▶ **Assignment**
Scan the entries for the word "month" and return every line that has it.

━━━ Available data ━━━

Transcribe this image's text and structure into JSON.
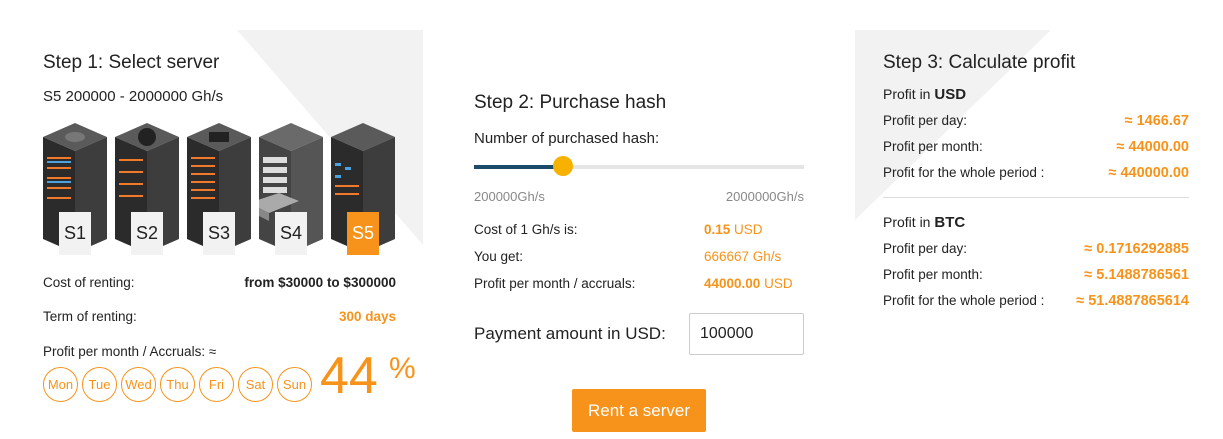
{
  "step1": {
    "title": "Step 1: Select server",
    "subtitle": "S5 200000 - 2000000 Gh/s",
    "servers": [
      {
        "label": "S1",
        "active": false
      },
      {
        "label": "S2",
        "active": false
      },
      {
        "label": "S3",
        "active": false
      },
      {
        "label": "S4",
        "active": false
      },
      {
        "label": "S5",
        "active": true
      }
    ],
    "cost_label": "Cost of renting:",
    "cost_value": "from $30000 to $300000",
    "term_label": "Term of renting:",
    "term_value": "300 days",
    "accruals_label": "Profit per month / Accruals: ≈",
    "days": [
      "Mon",
      "Tue",
      "Wed",
      "Thu",
      "Fri",
      "Sat",
      "Sun"
    ],
    "percent_value": "44",
    "percent_sign": "%"
  },
  "step2": {
    "title": "Step 2: Purchase hash",
    "slider_label": "Number of purchased hash:",
    "slider_min": "200000Gh/s",
    "slider_max": "2000000Gh/s",
    "slider_fraction": 0.27,
    "cost_label": "Cost of 1 Gh/s is:",
    "cost_num": "0.15",
    "cost_unit": " USD",
    "get_label": "You get:",
    "get_value": "666667 Gh/s",
    "profit_label": "Profit per month / accruals:",
    "profit_num": "44000.00",
    "profit_unit": " USD",
    "payment_label": "Payment amount in USD:",
    "payment_value": "100000",
    "rent_button": "Rent a server"
  },
  "step3": {
    "title": "Step 3: Calculate profit",
    "usd_prefix": "Profit in ",
    "usd_currency": "USD",
    "usd_rows": [
      {
        "label": "Profit per day:",
        "value": "≈ 1466.67"
      },
      {
        "label": "Profit per month:",
        "value": "≈ 44000.00"
      },
      {
        "label": "Profit for the whole period :",
        "value": "≈ 440000.00"
      }
    ],
    "btc_prefix": "Profit in ",
    "btc_currency": "BTC",
    "btc_rows": [
      {
        "label": "Profit per day:",
        "value": "≈ 0.1716292885"
      },
      {
        "label": "Profit per month:",
        "value": "≈ 5.1488786561"
      },
      {
        "label": "Profit for the whole period :",
        "value": "≈ 51.4887865614"
      }
    ]
  },
  "colors": {
    "accent": "#f7931a",
    "slider_fill": "#1c4a6b",
    "slider_thumb": "#f7b100"
  }
}
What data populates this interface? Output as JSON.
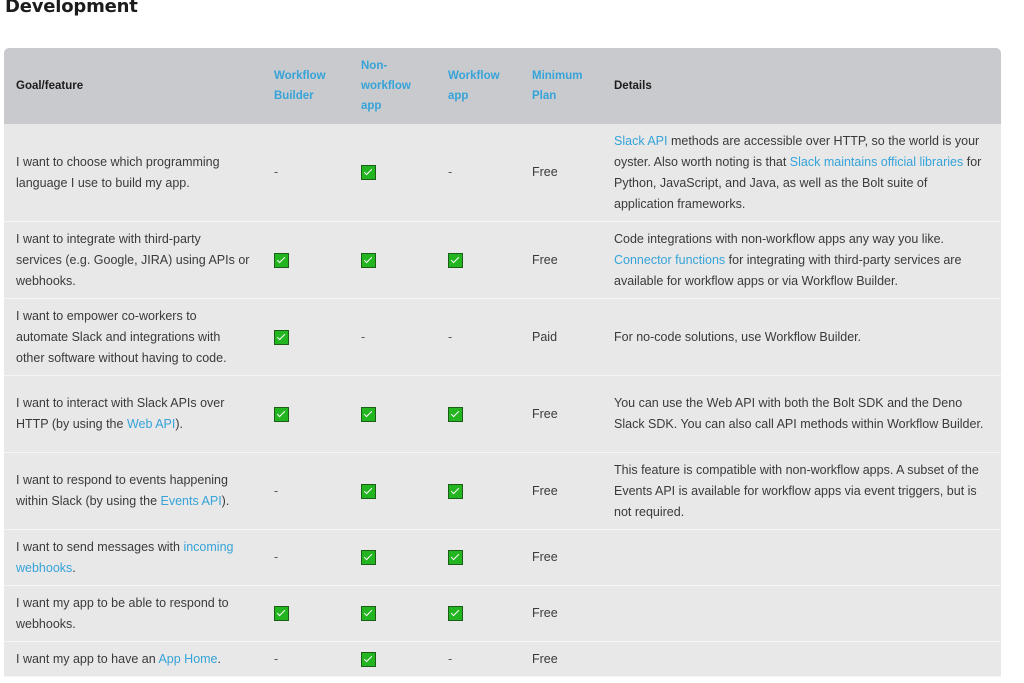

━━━

▶ **Written response**
    "accruals_label": "Profit per month / Accruals: ≈",
    "profit_label": "Profit per month / accruals:",
        "label": "Profit per month:",
        "label": "Profit per month:",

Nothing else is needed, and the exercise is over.